Reassure your teens that if they do end up in a sticky situation that you will come to get them – no questions asked. Discuss the term rape with your teens as well. It is not a word that should be used lightly. Boys have been wrongly accused of rape and the repercussions can be just as overwhelming for the falsely accused as it is for legitimate victims.

Your teen may feel embarrassed or uncomfortable having the conversation. You might feel the same way, but don’t let embarrassment or discomfort prevent you from having a discussion that could protect your teens. Date rape is highly under-reported and it is common in teenagers and young adults. Anyone can be a victim in any situation. Give your teens the knowledge they need to protect themselves.

Keep Your Teen in School

by Shadra Bruce

The first day I left my kids at the Montessori preschool so that I could go back to school and finish my degree was heartbreaking. I’d been home with them since they were born, and while Parker was 3 and could understand that this fun new place would be his, Anika just shy of 18 months old. She cried when I left – and I got in my car and cried too. She cried every day for two weeks, unless the daycare provider held her in the rocking chair – which she did, every day, until Anika fell asleep. If it would not have been for her, I would not have returned to school and finished my degree, because I would have been a basketcase.
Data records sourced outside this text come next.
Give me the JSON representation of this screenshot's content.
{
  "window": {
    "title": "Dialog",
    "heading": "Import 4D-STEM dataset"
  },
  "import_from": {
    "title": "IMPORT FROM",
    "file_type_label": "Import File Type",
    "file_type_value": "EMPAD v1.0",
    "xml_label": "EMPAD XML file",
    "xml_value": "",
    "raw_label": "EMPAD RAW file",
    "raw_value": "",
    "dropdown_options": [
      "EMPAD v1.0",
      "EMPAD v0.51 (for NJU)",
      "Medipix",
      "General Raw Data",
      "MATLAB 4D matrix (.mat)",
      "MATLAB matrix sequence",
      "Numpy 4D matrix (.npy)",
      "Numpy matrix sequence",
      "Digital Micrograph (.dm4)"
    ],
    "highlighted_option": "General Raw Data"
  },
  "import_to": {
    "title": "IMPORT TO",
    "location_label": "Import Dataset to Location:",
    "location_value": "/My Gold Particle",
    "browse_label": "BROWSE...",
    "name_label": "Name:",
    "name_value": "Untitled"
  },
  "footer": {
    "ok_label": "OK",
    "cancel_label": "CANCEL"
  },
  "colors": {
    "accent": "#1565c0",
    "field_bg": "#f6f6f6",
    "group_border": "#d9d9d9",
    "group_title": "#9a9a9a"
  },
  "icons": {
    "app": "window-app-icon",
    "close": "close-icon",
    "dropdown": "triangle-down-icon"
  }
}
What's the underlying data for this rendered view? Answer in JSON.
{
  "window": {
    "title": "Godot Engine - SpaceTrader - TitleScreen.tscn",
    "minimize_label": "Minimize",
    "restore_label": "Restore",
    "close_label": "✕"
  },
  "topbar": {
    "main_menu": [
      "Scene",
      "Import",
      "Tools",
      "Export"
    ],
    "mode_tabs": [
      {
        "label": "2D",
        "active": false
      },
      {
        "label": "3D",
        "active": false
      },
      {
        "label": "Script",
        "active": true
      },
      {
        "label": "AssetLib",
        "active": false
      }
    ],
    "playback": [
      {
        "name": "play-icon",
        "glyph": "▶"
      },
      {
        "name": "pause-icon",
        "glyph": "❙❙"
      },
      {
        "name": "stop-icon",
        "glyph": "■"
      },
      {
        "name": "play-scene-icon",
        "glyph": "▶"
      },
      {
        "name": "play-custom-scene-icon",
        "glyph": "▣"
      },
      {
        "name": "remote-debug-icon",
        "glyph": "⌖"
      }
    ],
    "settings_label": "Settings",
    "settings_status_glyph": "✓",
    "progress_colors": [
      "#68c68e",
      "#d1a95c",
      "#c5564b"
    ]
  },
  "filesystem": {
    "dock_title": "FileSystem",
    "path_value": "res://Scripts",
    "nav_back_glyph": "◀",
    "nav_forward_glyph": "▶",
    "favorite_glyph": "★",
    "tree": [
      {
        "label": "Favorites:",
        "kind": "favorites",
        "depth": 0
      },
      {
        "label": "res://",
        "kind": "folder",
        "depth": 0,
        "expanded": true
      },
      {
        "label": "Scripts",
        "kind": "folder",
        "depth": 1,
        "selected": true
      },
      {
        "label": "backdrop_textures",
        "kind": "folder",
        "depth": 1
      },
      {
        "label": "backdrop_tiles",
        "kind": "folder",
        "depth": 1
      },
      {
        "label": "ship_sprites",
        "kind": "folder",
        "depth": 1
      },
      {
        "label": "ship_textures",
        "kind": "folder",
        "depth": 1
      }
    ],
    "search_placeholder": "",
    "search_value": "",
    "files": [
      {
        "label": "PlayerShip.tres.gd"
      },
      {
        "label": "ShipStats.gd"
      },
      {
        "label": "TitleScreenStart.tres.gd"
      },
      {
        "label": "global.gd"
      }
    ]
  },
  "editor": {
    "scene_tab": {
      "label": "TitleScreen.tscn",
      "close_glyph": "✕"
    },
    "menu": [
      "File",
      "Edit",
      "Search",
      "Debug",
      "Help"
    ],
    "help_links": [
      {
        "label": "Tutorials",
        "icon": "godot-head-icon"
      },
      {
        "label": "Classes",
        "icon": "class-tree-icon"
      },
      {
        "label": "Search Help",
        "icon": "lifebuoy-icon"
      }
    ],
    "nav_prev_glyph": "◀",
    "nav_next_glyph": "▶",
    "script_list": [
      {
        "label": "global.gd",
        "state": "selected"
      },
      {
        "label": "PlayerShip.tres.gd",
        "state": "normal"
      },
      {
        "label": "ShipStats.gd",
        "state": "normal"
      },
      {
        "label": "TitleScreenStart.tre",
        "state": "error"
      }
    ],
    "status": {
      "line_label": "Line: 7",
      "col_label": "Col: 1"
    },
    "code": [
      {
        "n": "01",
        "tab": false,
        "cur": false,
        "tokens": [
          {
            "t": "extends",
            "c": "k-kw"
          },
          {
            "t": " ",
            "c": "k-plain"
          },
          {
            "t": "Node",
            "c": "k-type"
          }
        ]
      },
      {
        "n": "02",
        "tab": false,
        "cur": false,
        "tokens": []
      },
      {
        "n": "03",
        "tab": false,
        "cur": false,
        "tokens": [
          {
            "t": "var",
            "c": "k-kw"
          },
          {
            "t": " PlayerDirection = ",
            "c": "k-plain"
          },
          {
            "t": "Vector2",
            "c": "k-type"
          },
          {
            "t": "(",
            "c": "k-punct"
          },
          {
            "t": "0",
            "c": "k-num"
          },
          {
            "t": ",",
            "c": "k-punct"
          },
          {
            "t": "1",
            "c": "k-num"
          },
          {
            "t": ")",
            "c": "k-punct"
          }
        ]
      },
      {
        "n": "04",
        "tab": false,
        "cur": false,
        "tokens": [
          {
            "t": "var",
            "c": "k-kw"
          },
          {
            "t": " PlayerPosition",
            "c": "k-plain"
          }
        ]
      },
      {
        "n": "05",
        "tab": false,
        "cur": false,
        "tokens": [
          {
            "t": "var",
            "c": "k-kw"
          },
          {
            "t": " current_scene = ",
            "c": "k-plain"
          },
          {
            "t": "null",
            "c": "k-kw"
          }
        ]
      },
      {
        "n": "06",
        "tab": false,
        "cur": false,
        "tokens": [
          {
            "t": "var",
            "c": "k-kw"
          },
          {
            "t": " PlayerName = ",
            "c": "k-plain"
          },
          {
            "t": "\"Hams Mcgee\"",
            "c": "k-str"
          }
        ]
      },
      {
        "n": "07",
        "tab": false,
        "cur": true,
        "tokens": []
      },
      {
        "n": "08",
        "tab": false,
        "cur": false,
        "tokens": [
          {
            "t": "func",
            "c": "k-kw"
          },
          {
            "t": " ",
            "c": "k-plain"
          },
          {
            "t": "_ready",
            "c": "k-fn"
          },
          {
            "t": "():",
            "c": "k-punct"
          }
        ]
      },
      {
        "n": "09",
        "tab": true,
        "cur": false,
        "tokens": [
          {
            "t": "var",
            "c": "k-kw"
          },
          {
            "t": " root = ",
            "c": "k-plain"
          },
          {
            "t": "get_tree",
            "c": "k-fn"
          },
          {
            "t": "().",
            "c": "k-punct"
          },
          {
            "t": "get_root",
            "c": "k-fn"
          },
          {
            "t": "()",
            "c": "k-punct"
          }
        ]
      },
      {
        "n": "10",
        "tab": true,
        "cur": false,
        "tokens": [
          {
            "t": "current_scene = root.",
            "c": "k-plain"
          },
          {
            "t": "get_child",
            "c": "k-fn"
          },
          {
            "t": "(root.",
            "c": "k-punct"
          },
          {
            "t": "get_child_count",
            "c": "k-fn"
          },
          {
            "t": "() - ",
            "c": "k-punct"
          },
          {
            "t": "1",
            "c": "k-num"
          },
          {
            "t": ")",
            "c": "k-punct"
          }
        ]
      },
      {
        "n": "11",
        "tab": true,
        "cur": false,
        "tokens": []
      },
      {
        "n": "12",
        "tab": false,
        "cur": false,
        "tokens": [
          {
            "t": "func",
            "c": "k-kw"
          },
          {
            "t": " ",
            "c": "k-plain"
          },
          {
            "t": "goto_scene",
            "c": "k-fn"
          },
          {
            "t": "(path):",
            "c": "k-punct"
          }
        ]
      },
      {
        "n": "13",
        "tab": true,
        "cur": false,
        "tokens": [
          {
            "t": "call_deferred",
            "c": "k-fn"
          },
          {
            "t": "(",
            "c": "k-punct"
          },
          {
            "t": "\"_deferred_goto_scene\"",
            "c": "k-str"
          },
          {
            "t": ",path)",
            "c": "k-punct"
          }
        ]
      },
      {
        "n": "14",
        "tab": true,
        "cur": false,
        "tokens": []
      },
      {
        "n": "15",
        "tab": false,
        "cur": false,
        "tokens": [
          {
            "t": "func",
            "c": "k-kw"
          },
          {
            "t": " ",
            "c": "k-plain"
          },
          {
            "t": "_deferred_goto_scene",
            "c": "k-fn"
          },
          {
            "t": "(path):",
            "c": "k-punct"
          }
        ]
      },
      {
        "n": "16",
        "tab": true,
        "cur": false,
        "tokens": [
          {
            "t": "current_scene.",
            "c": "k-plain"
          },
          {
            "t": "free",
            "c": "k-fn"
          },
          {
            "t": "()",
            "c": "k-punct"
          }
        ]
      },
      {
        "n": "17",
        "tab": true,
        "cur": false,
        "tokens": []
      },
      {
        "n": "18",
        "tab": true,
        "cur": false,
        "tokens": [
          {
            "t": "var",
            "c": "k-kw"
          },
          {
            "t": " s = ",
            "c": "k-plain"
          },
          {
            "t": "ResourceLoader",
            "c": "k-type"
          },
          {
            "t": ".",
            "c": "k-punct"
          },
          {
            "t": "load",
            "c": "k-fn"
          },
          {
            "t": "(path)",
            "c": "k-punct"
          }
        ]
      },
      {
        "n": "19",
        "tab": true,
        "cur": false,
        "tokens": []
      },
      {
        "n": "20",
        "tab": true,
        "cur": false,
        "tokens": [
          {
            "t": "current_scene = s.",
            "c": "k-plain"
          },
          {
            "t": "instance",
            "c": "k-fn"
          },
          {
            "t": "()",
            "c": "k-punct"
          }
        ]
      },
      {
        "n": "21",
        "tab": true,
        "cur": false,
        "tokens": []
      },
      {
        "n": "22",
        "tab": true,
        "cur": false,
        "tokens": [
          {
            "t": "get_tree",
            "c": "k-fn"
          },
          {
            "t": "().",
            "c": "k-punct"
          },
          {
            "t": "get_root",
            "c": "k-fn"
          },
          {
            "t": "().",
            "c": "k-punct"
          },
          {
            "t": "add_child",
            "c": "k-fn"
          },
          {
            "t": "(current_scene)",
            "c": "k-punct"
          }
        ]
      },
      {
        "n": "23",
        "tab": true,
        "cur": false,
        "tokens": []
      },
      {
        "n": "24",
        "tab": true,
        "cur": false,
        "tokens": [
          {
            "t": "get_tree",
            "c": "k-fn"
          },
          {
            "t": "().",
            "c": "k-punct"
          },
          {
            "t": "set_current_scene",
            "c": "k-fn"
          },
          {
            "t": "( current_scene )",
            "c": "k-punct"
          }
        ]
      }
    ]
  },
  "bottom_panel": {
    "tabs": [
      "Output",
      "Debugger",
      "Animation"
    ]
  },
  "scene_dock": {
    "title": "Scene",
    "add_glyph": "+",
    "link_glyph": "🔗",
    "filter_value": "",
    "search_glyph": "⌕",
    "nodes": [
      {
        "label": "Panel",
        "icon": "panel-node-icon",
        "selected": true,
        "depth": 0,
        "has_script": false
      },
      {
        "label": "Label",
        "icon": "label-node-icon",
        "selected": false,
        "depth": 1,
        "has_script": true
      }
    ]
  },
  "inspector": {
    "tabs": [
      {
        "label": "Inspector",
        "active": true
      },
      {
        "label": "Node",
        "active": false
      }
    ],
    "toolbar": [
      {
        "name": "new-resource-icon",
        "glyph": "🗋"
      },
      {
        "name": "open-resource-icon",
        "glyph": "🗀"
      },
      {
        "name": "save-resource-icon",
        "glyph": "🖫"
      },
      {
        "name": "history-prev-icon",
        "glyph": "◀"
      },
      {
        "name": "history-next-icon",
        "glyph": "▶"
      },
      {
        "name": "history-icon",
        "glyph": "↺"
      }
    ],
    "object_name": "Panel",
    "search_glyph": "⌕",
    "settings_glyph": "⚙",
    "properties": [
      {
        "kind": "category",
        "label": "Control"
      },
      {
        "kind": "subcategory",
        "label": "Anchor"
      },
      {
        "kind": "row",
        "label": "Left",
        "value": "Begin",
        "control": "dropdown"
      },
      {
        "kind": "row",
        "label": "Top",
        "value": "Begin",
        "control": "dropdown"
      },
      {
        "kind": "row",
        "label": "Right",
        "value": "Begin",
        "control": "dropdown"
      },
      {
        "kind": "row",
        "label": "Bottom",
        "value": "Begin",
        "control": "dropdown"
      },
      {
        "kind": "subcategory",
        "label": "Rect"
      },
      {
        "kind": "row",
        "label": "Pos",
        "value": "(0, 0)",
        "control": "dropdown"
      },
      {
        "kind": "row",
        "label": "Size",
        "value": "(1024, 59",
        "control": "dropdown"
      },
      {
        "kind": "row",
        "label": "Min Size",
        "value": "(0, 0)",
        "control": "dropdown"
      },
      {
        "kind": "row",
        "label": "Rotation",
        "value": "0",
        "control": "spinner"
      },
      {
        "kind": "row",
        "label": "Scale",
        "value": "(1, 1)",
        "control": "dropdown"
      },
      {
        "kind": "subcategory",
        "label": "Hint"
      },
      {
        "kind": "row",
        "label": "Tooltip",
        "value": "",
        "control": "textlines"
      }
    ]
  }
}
Now, the kids love school and are eager to be there. I hope that will continue into their teen years, but I worry. There are many kids who aren’t eager to be at school. While drop out rates have declined, and vary by state, race, and other considerations, it is a concern for many families and many schools. While there is an exception to every rule, most teens who drop out of school have virtually no backup plan. As parents, we need to make it clear that teens cannot lounge their life away and sometimes, tough measures are the only thing that will get this message across.

It’s useless to yell and scream at your teen. They’ll tune you out faster than anything. If your teen is skipping classes or not going to school, the first thing you should do is try to find out why. There may be reasons your teens are trying to avoid going to school that you have not considered. Your teen could be the victim of bullying that has become unbearable, or may be struggling socially. Your teen might also be struggling with learning; it is not unheard of for schools to let students slip through the cracks.

Adolescence is an emotional time for children and the pressure from school can make this difficult period of time even worse. If your teen has had a bad experience it could be a valid reason as to why they are not attending school. It may be heartbreaking to realize, but there might be problems that you cannot directly help with. Contact a school counselor or psychologist to help you help your teen.

If you feel like your teen is just being lazy or trying to avoid school, make your home a little less friendly. Of course you should still provide food, shelter, and love, but those are not the items teenagers “need” Eliminate social media of all kinds: no cell phone, no internet, no television, and no video games. If your teen is not attending school, they need to learn right away that all of the benefits of being responsible go away when they stop being responsible.

Make it clear that school is where your teen needs to be, and that any other choice your teen makes has a set of accompanying consequences.